What this task involves:
Please restate each entry that follows word for word.

The input:
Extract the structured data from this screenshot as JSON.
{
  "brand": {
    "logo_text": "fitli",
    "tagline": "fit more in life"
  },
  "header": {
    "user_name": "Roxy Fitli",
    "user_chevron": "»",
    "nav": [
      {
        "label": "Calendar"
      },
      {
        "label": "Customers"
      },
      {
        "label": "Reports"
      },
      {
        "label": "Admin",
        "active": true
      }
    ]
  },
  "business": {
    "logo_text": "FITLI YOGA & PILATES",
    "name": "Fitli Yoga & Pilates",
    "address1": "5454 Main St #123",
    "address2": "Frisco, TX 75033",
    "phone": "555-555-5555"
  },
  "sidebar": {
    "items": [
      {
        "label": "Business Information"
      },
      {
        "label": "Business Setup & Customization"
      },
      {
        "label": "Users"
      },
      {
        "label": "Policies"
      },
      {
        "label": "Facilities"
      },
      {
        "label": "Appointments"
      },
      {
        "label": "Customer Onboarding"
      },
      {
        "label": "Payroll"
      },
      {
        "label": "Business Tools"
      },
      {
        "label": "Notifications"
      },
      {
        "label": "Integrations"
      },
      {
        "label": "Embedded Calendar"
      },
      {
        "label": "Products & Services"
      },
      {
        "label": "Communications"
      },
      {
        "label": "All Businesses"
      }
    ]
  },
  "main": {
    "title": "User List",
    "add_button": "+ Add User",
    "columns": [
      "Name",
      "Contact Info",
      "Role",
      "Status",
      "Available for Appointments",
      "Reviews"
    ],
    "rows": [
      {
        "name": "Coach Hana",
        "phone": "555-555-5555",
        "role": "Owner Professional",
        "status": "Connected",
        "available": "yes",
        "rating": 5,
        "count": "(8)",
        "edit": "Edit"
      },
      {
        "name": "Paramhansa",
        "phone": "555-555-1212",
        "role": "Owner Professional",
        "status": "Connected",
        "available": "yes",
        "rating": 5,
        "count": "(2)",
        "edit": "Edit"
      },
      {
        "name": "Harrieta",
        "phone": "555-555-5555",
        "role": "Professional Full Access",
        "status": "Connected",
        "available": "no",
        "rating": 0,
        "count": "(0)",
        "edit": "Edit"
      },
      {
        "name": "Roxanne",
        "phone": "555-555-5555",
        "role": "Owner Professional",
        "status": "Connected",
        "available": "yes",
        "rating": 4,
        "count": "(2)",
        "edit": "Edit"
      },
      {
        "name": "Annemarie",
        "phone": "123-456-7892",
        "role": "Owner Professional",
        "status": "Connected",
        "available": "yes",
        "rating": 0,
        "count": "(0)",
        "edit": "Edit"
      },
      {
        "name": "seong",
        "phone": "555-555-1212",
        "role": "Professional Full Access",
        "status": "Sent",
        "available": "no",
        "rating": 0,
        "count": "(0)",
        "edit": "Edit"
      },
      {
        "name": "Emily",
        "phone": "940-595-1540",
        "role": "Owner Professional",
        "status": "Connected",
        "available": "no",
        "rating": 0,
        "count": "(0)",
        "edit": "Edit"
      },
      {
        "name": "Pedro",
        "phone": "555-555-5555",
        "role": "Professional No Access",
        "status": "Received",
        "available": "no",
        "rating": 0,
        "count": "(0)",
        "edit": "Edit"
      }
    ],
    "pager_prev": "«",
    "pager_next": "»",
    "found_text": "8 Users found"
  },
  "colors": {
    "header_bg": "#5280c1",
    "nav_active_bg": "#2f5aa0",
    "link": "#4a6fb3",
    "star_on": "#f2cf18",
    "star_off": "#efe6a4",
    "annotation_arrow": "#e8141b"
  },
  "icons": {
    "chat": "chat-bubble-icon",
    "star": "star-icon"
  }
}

Result for this task:
Extract the structured data from this screenshot as JSON.
{
  "brand": {
    "logo_text": "fitli",
    "tagline": "fit more in life"
  },
  "header": {
    "user_name": "Roxy Fitli",
    "user_chevron": "»",
    "nav": [
      {
        "label": "Calendar"
      },
      {
        "label": "Customers"
      },
      {
        "label": "Reports"
      },
      {
        "label": "Admin",
        "active": true
      }
    ]
  },
  "business": {
    "logo_text": "FITLI YOGA & PILATES",
    "name": "Fitli Yoga & Pilates",
    "address1": "5454 Main St #123",
    "address2": "Frisco, TX 75033",
    "phone": "555-555-5555"
  },
  "sidebar": {
    "items": [
      {
        "label": "Business Information"
      },
      {
        "label": "Business Setup & Customization"
      },
      {
        "label": "Users"
      },
      {
        "label": "Policies"
      },
      {
        "label": "Facilities"
      },
      {
        "label": "Appointments"
      },
      {
        "label": "Customer Onboarding"
      },
      {
        "label": "Payroll"
      },
      {
        "label": "Business Tools"
      },
      {
        "label": "Notifications"
      },
      {
        "label": "Integrations"
      },
      {
        "label": "Embedded Calendar"
      },
      {
        "label": "Products & Services"
      },
      {
        "label": "Communications"
      },
      {
        "label": "All Businesses"
      }
    ]
  },
  "main": {
    "title": "User List",
    "add_button": "+ Add User",
    "columns": [
      "Name",
      "Contact Info",
      "Role",
      "Status",
      "Available for Appointments",
      "Reviews"
    ],
    "rows": [
      {
        "name": "Coach Hana",
        "phone": "555-555-5555",
        "role": "Owner Professional",
        "status": "Connected",
        "available": "yes",
        "rating": 5,
        "count": "(8)",
        "edit": "Edit"
      },
      {
        "name": "Paramhansa",
        "phone": "555-555-1212",
        "role": "Owner Professional",
        "status": "Connected",
        "available": "yes",
        "rating": 5,
        "count": "(2)",
        "edit": "Edit"
      },
      {
        "name": "Harrieta",
        "phone": "555-555-5555",
        "role": "Professional Full Access",
        "status": "Connected",
        "available": "no",
        "rating": 0,
        "count": "(0)",
        "edit": "Edit"
      },
      {
        "name": "Roxanne",
        "phone": "555-555-5555",
        "role": "Owner Professional",
        "status": "Connected",
        "available": "yes",
        "rating": 4,
        "count": "(2)",
        "edit": "Edit"
      },
      {
        "name": "Annemarie",
        "phone": "123-456-7892",
        "role": "Owner Professional",
        "status": "Connected",
        "available": "yes",
        "rating": 0,
        "count": "(0)",
        "edit": "Edit"
      },
      {
        "name": "seong",
        "phone": "555-555-1212",
        "role": "Professional Full Access",
        "status": "Sent",
        "available": "no",
        "rating": 0,
        "count": "(0)",
        "edit": "Edit"
      },
      {
        "name": "Emily",
        "phone": "940-595-1540",
        "role": "Owner Professional",
        "status": "Connected",
        "available": "no",
        "rating": 0,
        "count": "(0)",
        "edit": "Edit"
      },
      {
        "name": "Pedro",
        "phone": "555-555-5555",
        "role": "Professional No Access",
        "status": "Received",
        "available": "no",
        "rating": 0,
        "count": "(0)",
        "edit": "Edit"
      }
    ],
    "pager_prev": "«",
    "pager_next": "»",
    "found_text": "8 Users found"
  },
  "colors": {
    "header_bg": "#5280c1",
    "nav_active_bg": "#2f5aa0",
    "link": "#4a6fb3",
    "star_on": "#f2cf18",
    "star_off": "#efe6a4",
    "annotation_arrow": "#e8141b"
  },
  "icons": {
    "chat": "chat-bubble-icon",
    "star": "star-icon"
  }
}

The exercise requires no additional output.